─── The data ───

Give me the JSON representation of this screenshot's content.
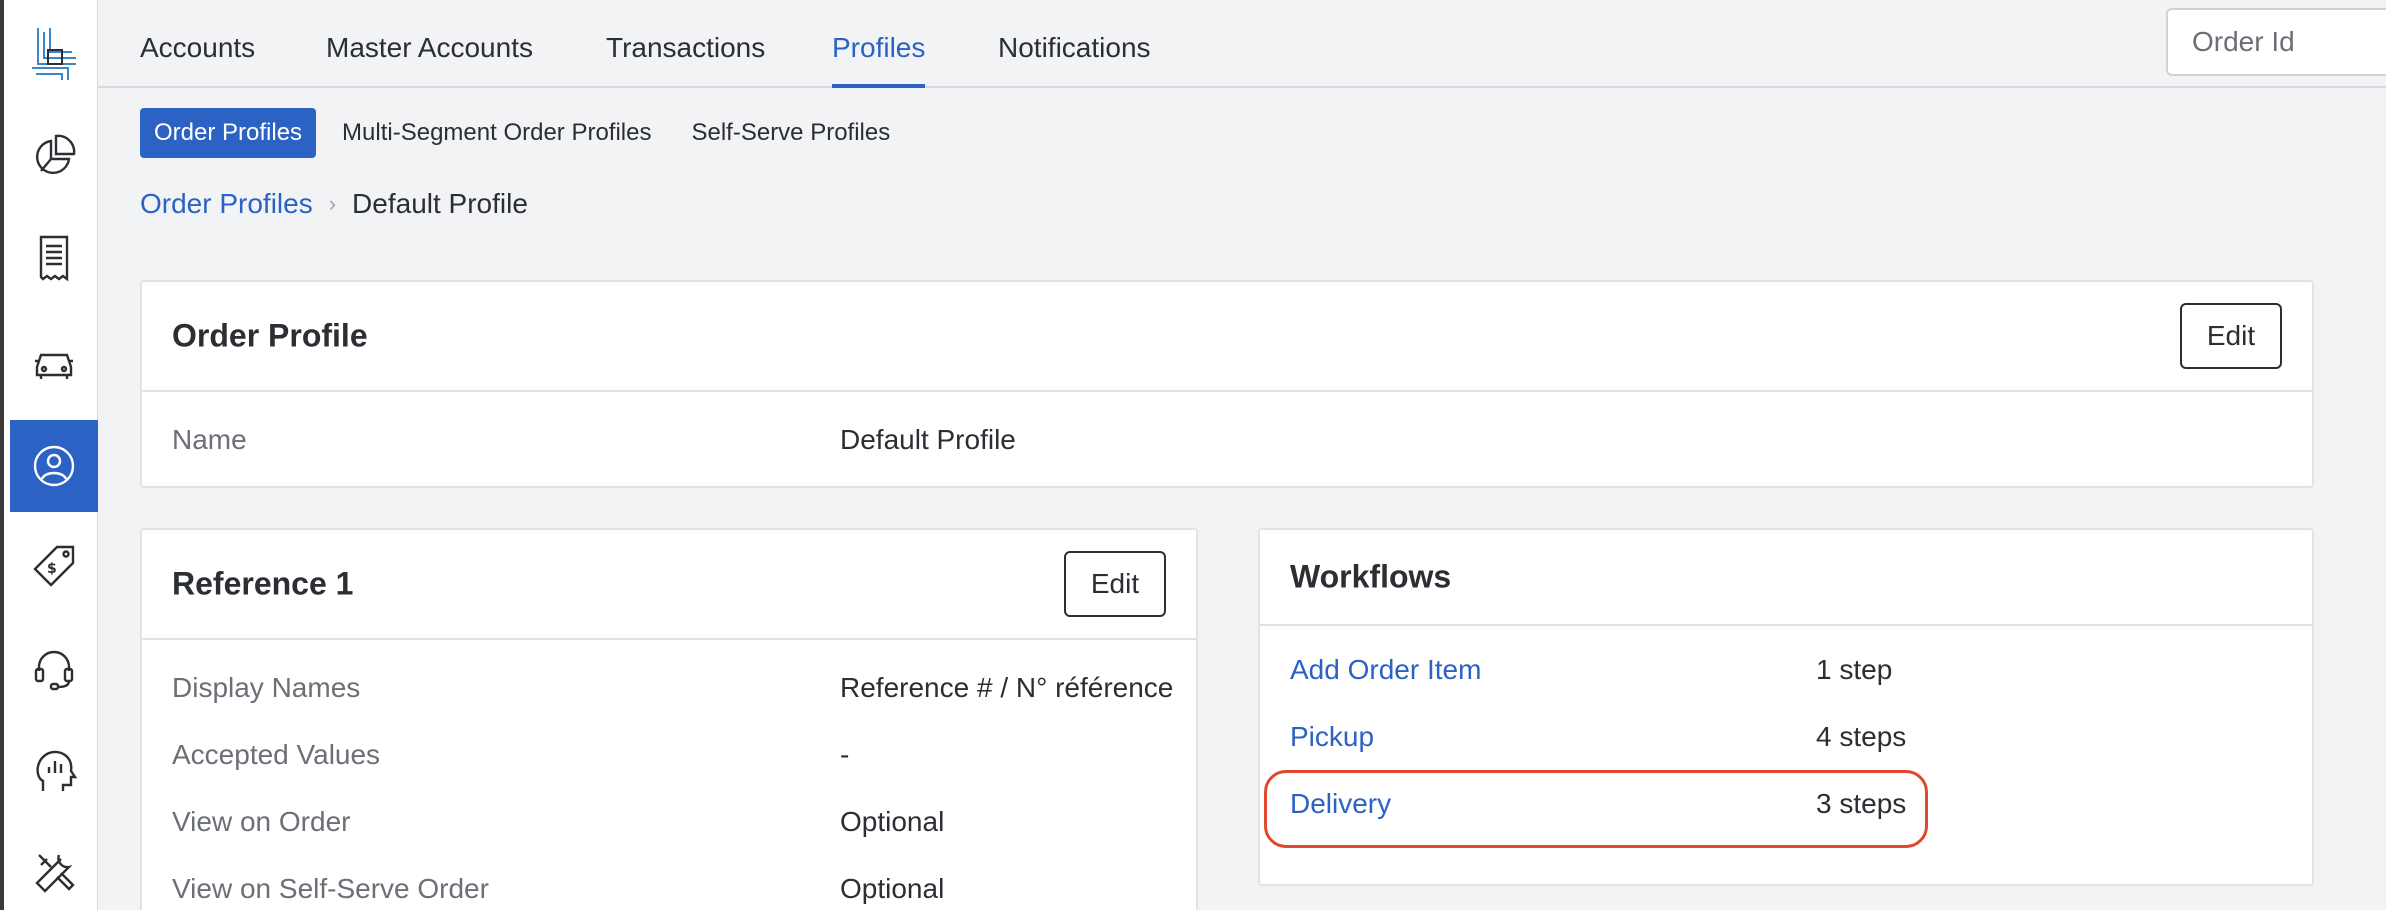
{
  "sidebar": {
    "items": [
      {
        "icon": "pie-chart-icon"
      },
      {
        "icon": "receipt-icon"
      },
      {
        "icon": "car-icon"
      },
      {
        "icon": "user-circle-icon",
        "active": true
      },
      {
        "icon": "price-tag-icon"
      },
      {
        "icon": "headset-icon"
      },
      {
        "icon": "head-analytics-icon"
      },
      {
        "icon": "tools-icon"
      }
    ]
  },
  "topnav": {
    "tabs": [
      {
        "label": "Accounts"
      },
      {
        "label": "Master Accounts"
      },
      {
        "label": "Transactions"
      },
      {
        "label": "Profiles",
        "active": true
      },
      {
        "label": "Notifications"
      }
    ],
    "search_placeholder": "Order Id"
  },
  "subtabs": [
    {
      "label": "Order Profiles",
      "active": true
    },
    {
      "label": "Multi-Segment Order Profiles"
    },
    {
      "label": "Self-Serve Profiles"
    }
  ],
  "breadcrumb": {
    "parent": "Order Profiles",
    "current": "Default Profile"
  },
  "order_profile": {
    "title": "Order Profile",
    "edit_label": "Edit",
    "name_label": "Name",
    "name_value": "Default Profile"
  },
  "reference": {
    "title": "Reference 1",
    "edit_label": "Edit",
    "rows": [
      {
        "label": "Display Names",
        "value": "Reference # / N° référence"
      },
      {
        "label": "Accepted Values",
        "value": "-"
      },
      {
        "label": "View on Order",
        "value": "Optional"
      },
      {
        "label": "View on Self-Serve Order",
        "value": "Optional"
      }
    ]
  },
  "workflows": {
    "title": "Workflows",
    "items": [
      {
        "name": "Add Order Item",
        "steps": "1 step"
      },
      {
        "name": "Pickup",
        "steps": "4 steps"
      },
      {
        "name": "Delivery",
        "steps": "3 steps"
      }
    ]
  },
  "colors": {
    "accent": "#2c62c4",
    "highlight": "#e0472b"
  }
}
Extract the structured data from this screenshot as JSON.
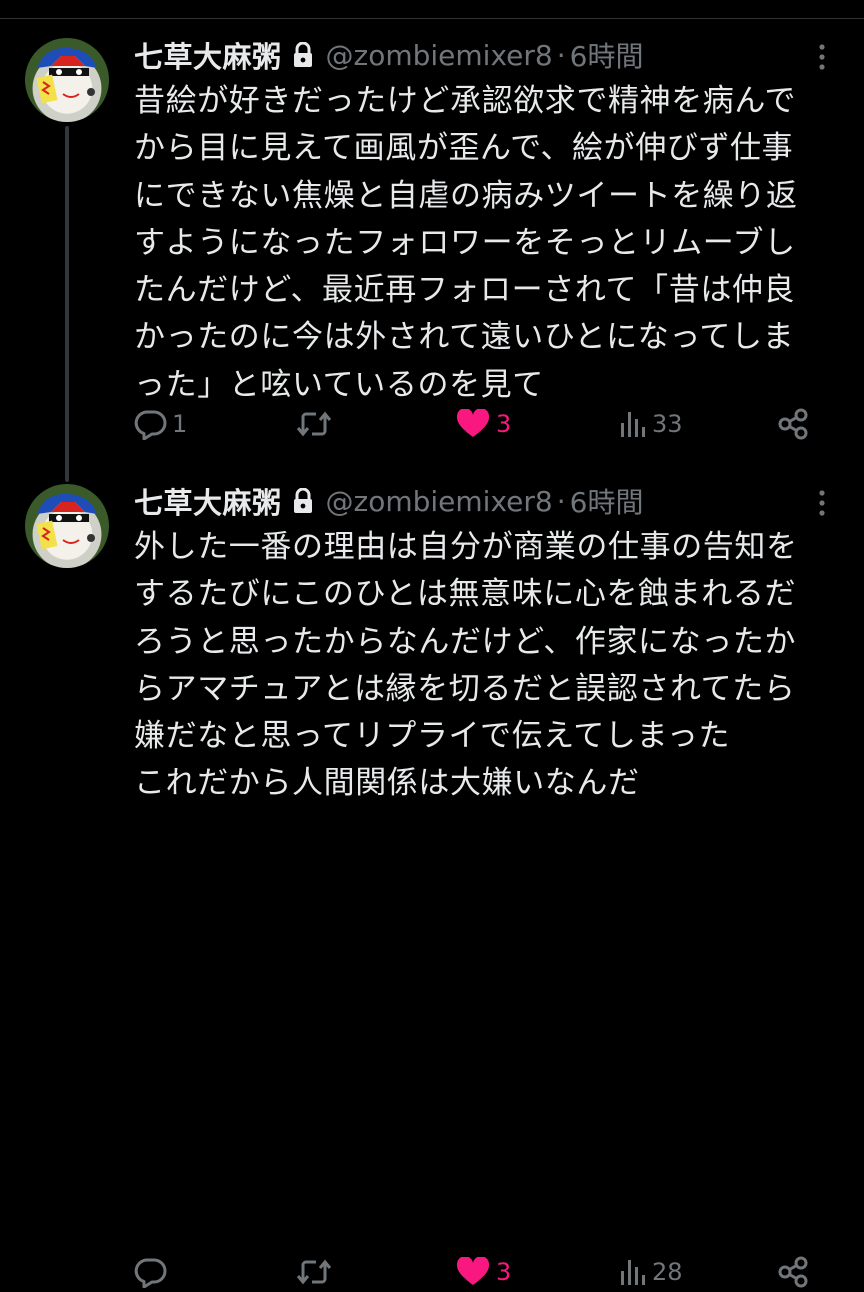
{
  "colors": {
    "background": "#000000",
    "text": "#e7e9ea",
    "muted": "#71767b",
    "like": "#f91880",
    "divider": "#2f3336"
  },
  "tweets": [
    {
      "display_name": "七草大麻粥",
      "handle": "@zombiemixer8",
      "separator": "·",
      "time": "6時間",
      "text": "昔絵が好きだったけど承認欲求で精神を病んで\nから目に見えて画風が歪んで、絵が伸びず仕事\nにできない焦燥と自虐の病みツイートを繰り返\nすようになったフォロワーをそっとリムーブし\nたんだけど、最近再フォローされて「昔は仲良\nかったのに今は外されて遠いひとになってしま\nった」と呟いているのを見て",
      "replies": "1",
      "retweets": "",
      "likes": "3",
      "views": "33",
      "liked": true
    },
    {
      "display_name": "七草大麻粥",
      "handle": "@zombiemixer8",
      "separator": "·",
      "time": "6時間",
      "text": "外した一番の理由は自分が商業の仕事の告知を\nするたびにこのひとは無意味に心を蝕まれるだ\nろうと思ったからなんだけど、作家になったか\nらアマチュアとは縁を切るだと誤認されてたら\n嫌だなと思ってリプライで伝えてしまった\nこれだから人間関係は大嫌いなんだ",
      "replies": "",
      "retweets": "",
      "likes": "3",
      "views": "28",
      "liked": true
    }
  ],
  "icons": {
    "lock": "lock-icon",
    "more": "more-icon",
    "reply": "reply-icon",
    "retweet": "retweet-icon",
    "like": "heart-icon",
    "views": "views-icon",
    "share": "share-icon"
  }
}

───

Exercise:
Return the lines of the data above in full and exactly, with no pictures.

Answer to this exercise:
Give me the JSON representation of this screenshot's content.
{
  "sidebar": {
    "items": [
      {
        "icon": "pie-chart-icon"
      },
      {
        "icon": "receipt-icon"
      },
      {
        "icon": "car-icon"
      },
      {
        "icon": "user-circle-icon",
        "active": true
      },
      {
        "icon": "price-tag-icon"
      },
      {
        "icon": "headset-icon"
      },
      {
        "icon": "head-analytics-icon"
      },
      {
        "icon": "tools-icon"
      }
    ]
  },
  "topnav": {
    "tabs": [
      {
        "label": "Accounts"
      },
      {
        "label": "Master Accounts"
      },
      {
        "label": "Transactions"
      },
      {
        "label": "Profiles",
        "active": true
      },
      {
        "label": "Notifications"
      }
    ],
    "search_placeholder": "Order Id"
  },
  "subtabs": [
    {
      "label": "Order Profiles",
      "active": true
    },
    {
      "label": "Multi-Segment Order Profiles"
    },
    {
      "label": "Self-Serve Profiles"
    }
  ],
  "breadcrumb": {
    "parent": "Order Profiles",
    "current": "Default Profile"
  },
  "order_profile": {
    "title": "Order Profile",
    "edit_label": "Edit",
    "name_label": "Name",
    "name_value": "Default Profile"
  },
  "reference": {
    "title": "Reference 1",
    "edit_label": "Edit",
    "rows": [
      {
        "label": "Display Names",
        "value": "Reference # / N° référence"
      },
      {
        "label": "Accepted Values",
        "value": "-"
      },
      {
        "label": "View on Order",
        "value": "Optional"
      },
      {
        "label": "View on Self-Serve Order",
        "value": "Optional"
      }
    ]
  },
  "workflows": {
    "title": "Workflows",
    "items": [
      {
        "name": "Add Order Item",
        "steps": "1 step"
      },
      {
        "name": "Pickup",
        "steps": "4 steps"
      },
      {
        "name": "Delivery",
        "steps": "3 steps"
      }
    ]
  },
  "colors": {
    "accent": "#2c62c4",
    "highlight": "#e0472b"
  }
}
Extract the structured data from this screenshot as JSON.
{
  "colors": {
    "background": "#000000",
    "text": "#e7e9ea",
    "muted": "#71767b",
    "like": "#f91880",
    "divider": "#2f3336"
  },
  "tweets": [
    {
      "display_name": "七草大麻粥",
      "handle": "@zombiemixer8",
      "separator": "·",
      "time": "6時間",
      "text": "昔絵が好きだったけど承認欲求で精神を病んで\nから目に見えて画風が歪んで、絵が伸びず仕事\nにできない焦燥と自虐の病みツイートを繰り返\nすようになったフォロワーをそっとリムーブし\nたんだけど、最近再フォローされて「昔は仲良\nかったのに今は外されて遠いひとになってしま\nった」と呟いているのを見て",
      "replies": "1",
      "retweets": "",
      "likes": "3",
      "views": "33",
      "liked": true
    },
    {
      "display_name": "七草大麻粥",
      "handle": "@zombiemixer8",
      "separator": "·",
      "time": "6時間",
      "text": "外した一番の理由は自分が商業の仕事の告知を\nするたびにこのひとは無意味に心を蝕まれるだ\nろうと思ったからなんだけど、作家になったか\nらアマチュアとは縁を切るだと誤認されてたら\n嫌だなと思ってリプライで伝えてしまった\nこれだから人間関係は大嫌いなんだ",
      "replies": "",
      "retweets": "",
      "likes": "3",
      "views": "28",
      "liked": true
    }
  ],
  "icons": {
    "lock": "lock-icon",
    "more": "more-icon",
    "reply": "reply-icon",
    "retweet": "retweet-icon",
    "like": "heart-icon",
    "views": "views-icon",
    "share": "share-icon"
  }
}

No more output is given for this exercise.